The Behavior of Man
This particular blog post has given me much reason for reflection over the last month. I have fiercely debated between calling it "The Behavior of Man" and "The Character of Man." The reason for this dichotomy lies in a superficial, but important, linguistic fact: in the sciences, we talk about behavior; in the humanities, we talk about character. This essay and the next shall further explain the subtlety and significance of that English nuance.
If a physicist describes an atom or a chemist describes a reaction, they use the word "behavior." A zoologist might also use it to describe a rhino's aggression. Yet, psychologists use the same term to describe people with consciences and wills.
I am not suggesting that man does not have behavior, but I am suggesting that we usually use the word "behavior" when we are attempting a clinical, objective description. When we say, "The children behaved badly in the store," we seem to be saying something significantly different than, "The children displayed poor character in the store." Perhaps this is because, objectively, we are acknowledging the possibility of mitigating circumstances, such as the children being overtired. We would like this example to be an exception rather than the rule. However, at what point do such mitigating circumstances become merely a distant backstory to ill-behaved children?
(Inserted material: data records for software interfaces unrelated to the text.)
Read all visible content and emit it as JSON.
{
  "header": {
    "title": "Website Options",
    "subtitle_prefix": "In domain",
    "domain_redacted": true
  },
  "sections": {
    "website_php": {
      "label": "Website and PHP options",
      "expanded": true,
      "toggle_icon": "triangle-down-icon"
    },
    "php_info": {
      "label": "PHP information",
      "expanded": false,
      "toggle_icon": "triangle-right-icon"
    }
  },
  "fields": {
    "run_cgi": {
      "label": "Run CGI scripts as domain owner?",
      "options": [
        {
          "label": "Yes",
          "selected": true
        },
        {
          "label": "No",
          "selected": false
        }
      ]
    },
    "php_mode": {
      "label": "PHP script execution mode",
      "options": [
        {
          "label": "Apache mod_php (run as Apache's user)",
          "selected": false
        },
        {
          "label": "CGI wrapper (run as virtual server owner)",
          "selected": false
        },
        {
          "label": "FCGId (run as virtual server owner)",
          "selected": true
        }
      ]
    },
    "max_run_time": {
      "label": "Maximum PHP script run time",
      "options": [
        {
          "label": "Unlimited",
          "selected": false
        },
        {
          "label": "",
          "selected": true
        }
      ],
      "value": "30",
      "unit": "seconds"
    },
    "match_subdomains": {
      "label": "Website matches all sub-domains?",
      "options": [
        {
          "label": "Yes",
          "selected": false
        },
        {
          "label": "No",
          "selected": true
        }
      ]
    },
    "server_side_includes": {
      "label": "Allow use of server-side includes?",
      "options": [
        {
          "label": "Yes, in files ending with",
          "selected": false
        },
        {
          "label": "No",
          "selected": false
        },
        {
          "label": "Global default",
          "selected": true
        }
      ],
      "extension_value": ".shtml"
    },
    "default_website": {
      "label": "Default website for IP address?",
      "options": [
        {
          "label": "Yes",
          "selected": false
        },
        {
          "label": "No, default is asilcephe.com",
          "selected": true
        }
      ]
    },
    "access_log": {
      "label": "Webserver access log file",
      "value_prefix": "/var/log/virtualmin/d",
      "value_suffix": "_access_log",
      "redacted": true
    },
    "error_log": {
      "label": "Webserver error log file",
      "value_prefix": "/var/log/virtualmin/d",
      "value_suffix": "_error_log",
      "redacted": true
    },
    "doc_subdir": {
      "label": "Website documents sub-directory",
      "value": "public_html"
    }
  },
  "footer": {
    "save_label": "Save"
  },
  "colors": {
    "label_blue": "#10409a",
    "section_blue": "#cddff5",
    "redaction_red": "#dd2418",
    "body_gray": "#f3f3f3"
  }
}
In his book Behave: The Biology of Humans at Our Best and Worst, Robert M. Sapolsky attempts to explain the sheer complexity of behavior. He analyzes long-term factors and biases as well as momentary hormone surges and nerve reactions. His fairly eloquent thesis might be summed up in the cliché it's complicated. As Sapolsky writes in his introduction, "It actually makes no sense to distinguish between aspects of behavior that are 'biological' and those that would be described as, say, 'psychological' or 'cultural.'"*
Although descriptions and explanations are certainly helpful, and perhaps necessary, they do not necessarily contain a judgment. For instance, in The Nazi Conscience, Claudia Koontz explains the thought process of a nationalistic group of people who committed heinous acts for what they thought was the greater good.
However, neither Koontz nor Sapolsky would say that you can explain away the atrocities they committed. Essentially, an explained behavior does not excuse bad character.
*Robert M. Sapolsky, Behave: the Biology of Humans at Our Best and Worst (New York, New York: Penguin Press, 2017), 1.